this, you must use the controls to
navigate.  Press an arrowkey to move in
that direction, and shift plus an arrow
key to shoot in that direction.
    To fix the tube, you must steer the
ship into a piece (those grey things on
the bottom.  The piece indicator on the
bottom-left will show a grey square.  Now
you must steer the ship up into the small
circle in the lab.  Repeat thrice.
    If you come into contact with a purple
jelly-mutant thing, you will lose a hull
point (see bottom-left).  Seven hits will
destroy you.  You may shoot them, but you
are only allowed five torpedoes (there's
an indicator for that, too).
  •    •    •    •    •    •    •    •    •

This minigame means well, but it's definitely not something I'd associate Testa with. Going by the scroll it should work out alright, dodge some enemies, use limited ammunition to get through tricky spots, and make some repairs on the underwater tube.


In practice though, there's really nothing to it. The mutant jellyfish only move horizontally and there's no buoyancy or anything to add a challenge via the controls. The player can just hug the right side and dive to the bottom without even having to deal with any of the jellyfish.


And because the enemies only move on a single axis, you can always hit them by just shooting sideways.

Restricting the directions torpedoes can be fired or adding some kind of "underwater" physics to how the craft maneuvers would go a long way to making this a bit more fun.

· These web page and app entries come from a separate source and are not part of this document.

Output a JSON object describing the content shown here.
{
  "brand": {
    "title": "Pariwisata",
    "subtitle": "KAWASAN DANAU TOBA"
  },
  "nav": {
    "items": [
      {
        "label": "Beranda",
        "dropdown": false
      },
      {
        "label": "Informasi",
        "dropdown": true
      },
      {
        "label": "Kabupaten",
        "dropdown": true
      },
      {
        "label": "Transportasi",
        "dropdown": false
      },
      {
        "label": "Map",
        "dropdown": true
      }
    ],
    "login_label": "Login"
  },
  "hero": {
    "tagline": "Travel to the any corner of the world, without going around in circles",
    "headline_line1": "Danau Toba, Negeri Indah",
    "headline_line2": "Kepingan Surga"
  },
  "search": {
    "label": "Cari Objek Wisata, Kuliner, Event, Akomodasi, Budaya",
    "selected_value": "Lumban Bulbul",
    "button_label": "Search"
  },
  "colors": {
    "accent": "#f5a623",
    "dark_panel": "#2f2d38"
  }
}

Instead it's just a somewhat out of place bit of gameplay that pads things out a bit.

I will say that the interface for the engine in the lower-left corner is very nice looking however.


With the tube repaired, our protagonist can return to the surface.

Through sheer stroke of luck, the sole survivor of the attack is the player's wife Lily.

Page #1/2
1 2 >

Top of Page
Article directory
Main page